Using Canvas More Effectively
Over the past couple years, I have been using HTML5 canvas tags more and more. Most applications I build now start with a canvas tag, and a few core object overrides, and the result is a cross platform 2d application framework that can actually perform better than DOM manipulation and CSS3 transforms. It is also a great playground to show off the hard won tricks learned doing Mode-X programming back in days of yore. Do you remember how to layout a pixel in planar format? Remember when you had to initialize your graphics card by bit banging ports to tweak it into a 480x360 display? Luckily for you if you do, using HTML5 canvas is both far easier and faster.
On of the key principles of doing anything efficiently with canvas is getting your scales right. If you only set your canvas width and height in CSS, you'll find your resulting images have the wrong size and aspect ratio. The reason for this is the view has it's own coordinate system, and with be scaled like any other image via CSS. To keep from pulling my hair out, when I grab the 2d or webgl context, I also explicitly set the canvas elements height and width to the observed size. This keeps my pixels square and lined up.
The next bit is how to handle events. Most web apps attach events to the individual item in the scene graph, I mean DOM, and the pray that the capture and bubble just happens to work when all of the scripts are in place. When using canvas heavy apps, especially on touch devices, it doesn't pay to use the built in event model. Sure you can attach events to the canvas, but you then still have to build your translation layer to integrate into your scene graph. In most of my apps, I just take ownership from the document on down, using capture, stopPropagation, and preventDefault. The end result is I can use my scene graph and widget logic to filter events by hand. But it also means I can easily dispatch events to all active elements.
By creating a multi-reciever send in the base controller class, I can dispatch events to objects not even in the scene graph.
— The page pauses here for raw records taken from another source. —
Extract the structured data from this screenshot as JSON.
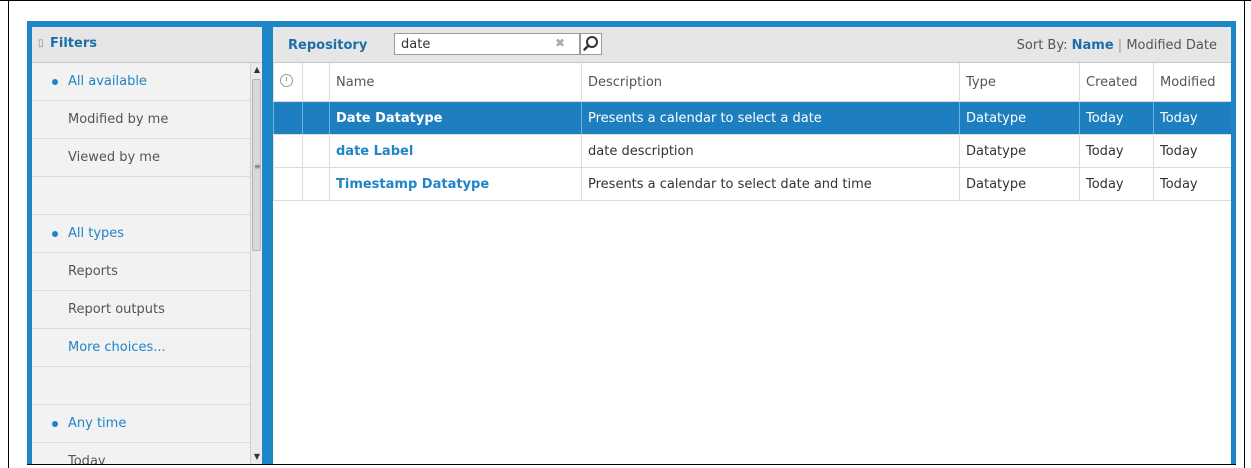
{
  "sidebar": {
    "title": "Filters",
    "toggle_icon": "▯",
    "groups": [
      {
        "items": [
          {
            "label": "All available",
            "selected": true
          },
          {
            "label": "Modified by me",
            "selected": false
          },
          {
            "label": "Viewed by me",
            "selected": false
          }
        ]
      },
      {
        "items": [
          {
            "label": "All types",
            "selected": true
          },
          {
            "label": "Reports",
            "selected": false
          },
          {
            "label": "Report outputs",
            "selected": false
          },
          {
            "label": "More choices...",
            "selected": false,
            "link": true
          }
        ]
      },
      {
        "items": [
          {
            "label": "Any time",
            "selected": true
          },
          {
            "label": "Today",
            "selected": false
          }
        ]
      }
    ]
  },
  "toolbar": {
    "repository_label": "Repository",
    "search_value": "date",
    "clear_icon": "✖",
    "sort_by_label": "Sort By:",
    "sort_name": "Name",
    "sort_separator": "|",
    "sort_modified": "Modified Date"
  },
  "table": {
    "columns": [
      "",
      "",
      "Name",
      "Description",
      "Type",
      "Created",
      "Modified"
    ],
    "rows": [
      {
        "name": "Date Datatype",
        "description": "Presents a calendar to select a date",
        "type": "Datatype",
        "created": "Today",
        "modified": "Today",
        "selected": true
      },
      {
        "name": "date Label",
        "description": "date description",
        "type": "Datatype",
        "created": "Today",
        "modified": "Today",
        "selected": false
      },
      {
        "name": "Timestamp Datatype",
        "description": "Presents a calendar to select date and time",
        "type": "Datatype",
        "created": "Today",
        "modified": "Today",
        "selected": false
      }
    ]
  },
  "colors": {
    "accent": "#1e85c7",
    "selected_row": "#1e7fc0",
    "frame": "#1e85c7"
  }
}
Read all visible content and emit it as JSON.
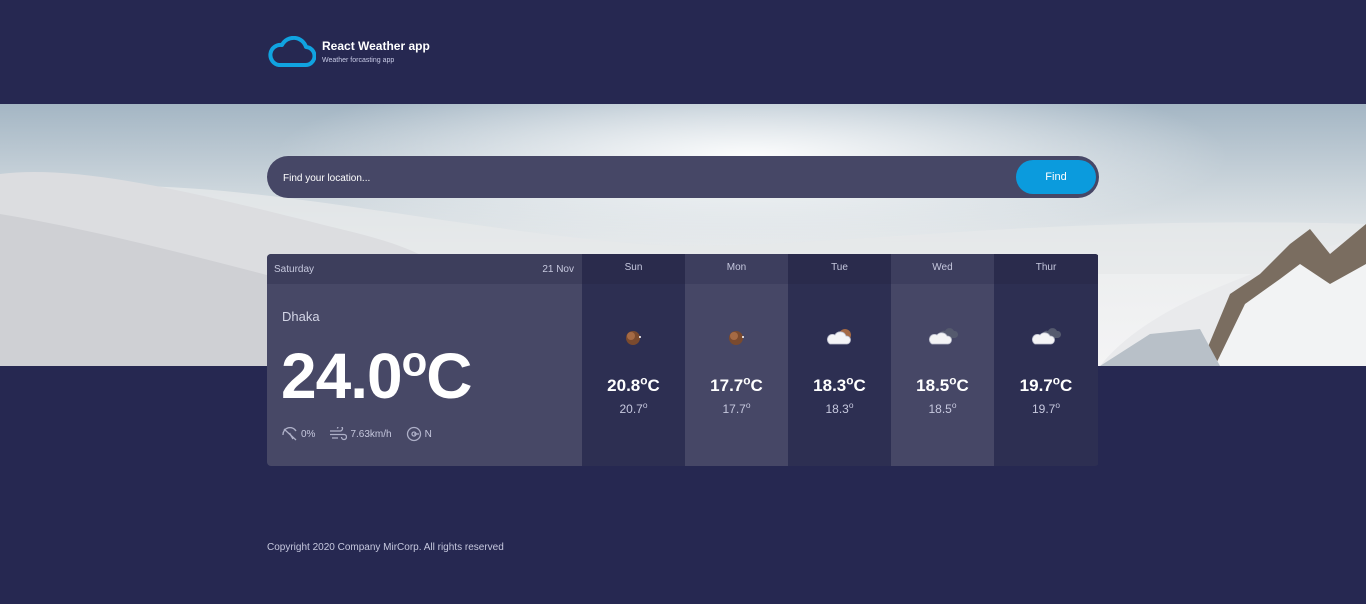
{
  "app": {
    "title": "React Weather app",
    "subtitle": "Weather forcasting app"
  },
  "search": {
    "placeholder": "Find your location...",
    "button_label": "Find"
  },
  "today": {
    "day": "Saturday",
    "date": "21 Nov",
    "city": "Dhaka",
    "temp": "24.0",
    "unit": "C",
    "degree": "o",
    "precipitation": "0%",
    "wind": "7.63km/h",
    "direction": "N"
  },
  "forecast": [
    {
      "day": "Sun",
      "temp": "20.8",
      "unit": "C",
      "low": "20.7",
      "icon": "moon-icon"
    },
    {
      "day": "Mon",
      "temp": "17.7",
      "unit": "C",
      "low": "17.7",
      "icon": "moon-icon"
    },
    {
      "day": "Tue",
      "temp": "18.3",
      "unit": "C",
      "low": "18.3",
      "icon": "cloud-moon-icon"
    },
    {
      "day": "Wed",
      "temp": "18.5",
      "unit": "C",
      "low": "18.5",
      "icon": "cloudy-icon"
    },
    {
      "day": "Thur",
      "temp": "19.7",
      "unit": "C",
      "low": "19.7",
      "icon": "cloudy-icon"
    }
  ],
  "degree_symbol": "o",
  "footer": {
    "text": "Copyright 2020 Company MirCorp. All rights reserved"
  },
  "colors": {
    "background": "#262851",
    "accent": "#0b9bdd",
    "panel": "#464766"
  }
}
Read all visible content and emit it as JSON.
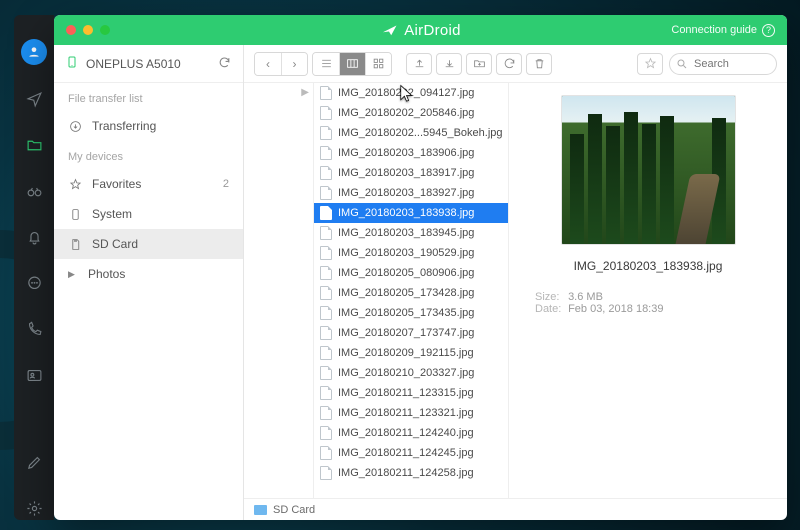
{
  "app": {
    "name": "AirDroid",
    "connection_guide": "Connection guide"
  },
  "window_controls": {
    "close": "close",
    "min": "minimize",
    "max": "maximize"
  },
  "leftrail": [
    {
      "id": "profile",
      "kind": "avatar"
    },
    {
      "id": "send",
      "kind": "paper-plane"
    },
    {
      "id": "files",
      "kind": "folder",
      "active": true
    },
    {
      "id": "remote",
      "kind": "binoculars"
    },
    {
      "id": "notify",
      "kind": "bell"
    },
    {
      "id": "chat",
      "kind": "message"
    },
    {
      "id": "call",
      "kind": "phone"
    },
    {
      "id": "contact",
      "kind": "user-card"
    }
  ],
  "leftrail_bottom": [
    {
      "id": "edit",
      "kind": "edit"
    },
    {
      "id": "settings",
      "kind": "gear"
    }
  ],
  "device": {
    "name": "ONEPLUS A5010"
  },
  "sidebar": {
    "section_transfer": "File transfer list",
    "transferring": "Transferring",
    "section_devices": "My devices",
    "favorites": {
      "label": "Favorites",
      "count": "2"
    },
    "system": "System",
    "sdcard": "SD Card",
    "photos": "Photos"
  },
  "toolbar": {
    "search_placeholder": "Search"
  },
  "files": [
    "IMG_20180202_094127.jpg",
    "IMG_20180202_205846.jpg",
    "IMG_20180202...5945_Bokeh.jpg",
    "IMG_20180203_183906.jpg",
    "IMG_20180203_183917.jpg",
    "IMG_20180203_183927.jpg",
    "IMG_20180203_183938.jpg",
    "IMG_20180203_183945.jpg",
    "IMG_20180203_190529.jpg",
    "IMG_20180205_080906.jpg",
    "IMG_20180205_173428.jpg",
    "IMG_20180205_173435.jpg",
    "IMG_20180207_173747.jpg",
    "IMG_20180209_192115.jpg",
    "IMG_20180210_203327.jpg",
    "IMG_20180211_123315.jpg",
    "IMG_20180211_123321.jpg",
    "IMG_20180211_124240.jpg",
    "IMG_20180211_124245.jpg",
    "IMG_20180211_124258.jpg"
  ],
  "selected_index": 6,
  "preview": {
    "name": "IMG_20180203_183938.jpg",
    "size_label": "Size:",
    "size": "3.6 MB",
    "date_label": "Date:",
    "date": "Feb 03, 2018 18:39"
  },
  "statusbar": {
    "path": "SD Card"
  }
}
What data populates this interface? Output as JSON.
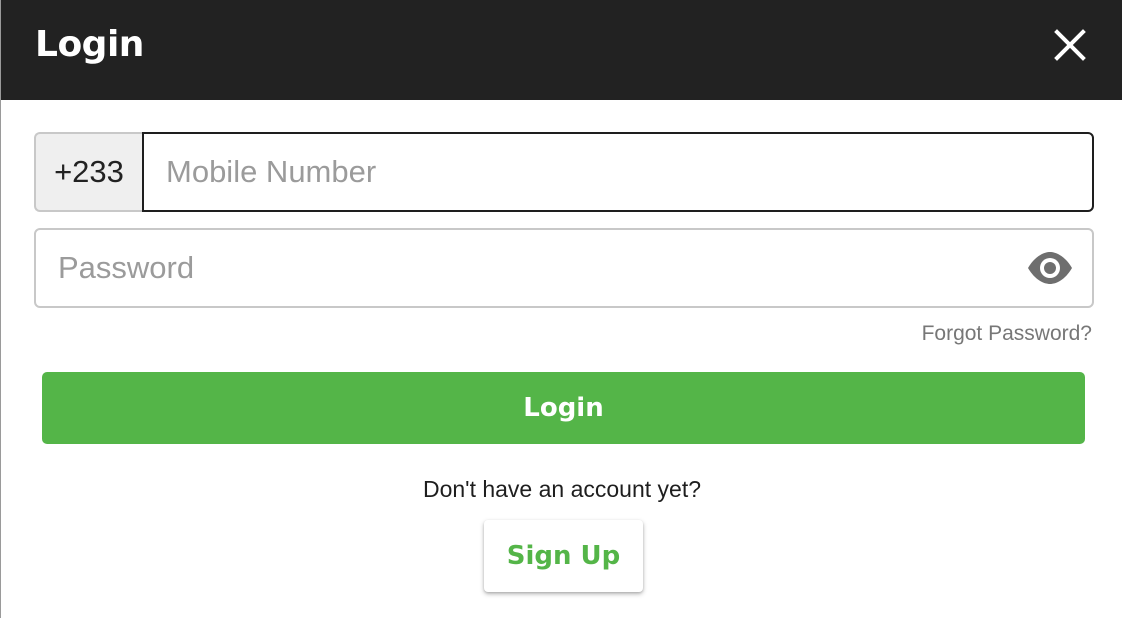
{
  "header": {
    "title": "Login"
  },
  "icons": {
    "close": "close-icon",
    "visibility": "eye-icon"
  },
  "form": {
    "country_code": "+233",
    "mobile_placeholder": "Mobile Number",
    "mobile_value": "",
    "password_placeholder": "Password",
    "password_value": "",
    "forgot_password_label": "Forgot Password?"
  },
  "actions": {
    "login_label": "Login",
    "no_account_text": "Don't have an account yet?",
    "signup_label": "Sign Up"
  },
  "colors": {
    "header_bg": "#222222",
    "accent_green": "#54b548",
    "muted_text": "#777777"
  }
}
Since I am not relying upon DOM events beyond the initial controller, I can define application specific events, as well as, translate and collate events. Mouse events, touch events, and keyboard arrow keys can all be mapped to the same set of application specific events. This allows not just for correct behavior across different input devices, but also makes it possible to alter that behavior by configuration. If you have ever changed your key settings in a game you know what I mean.
This additional layer of indirection can actually be a huge performance win. On any of the next generation of browsers the setInterval timeout will be min capped to 4ms. (this change won't hit Firefox 4, which is limited to 10ms). Most devices don't fire DOM events at nearly this rate, but consider this the maximum rate at which you can fire off 'draw' events. 250fps is not really possible on any actual application on current hardware, but we can dream of a day when it is. If you are capturing events though, the time between when the event is first handled and the time to the start of the next draw is the minimum latency behind a response. By capturing an event at the first stage of the capture phase, we can avoid walking the entire scene graph and bubbling. If we have a scene where thousands of objects are going to update their state based on a frequent event like a move event, we can flatten the entire dispatch process, and only contact each node once. It also means we can still model each object in the scene as if it were just receiving a message, since that is all that is happening.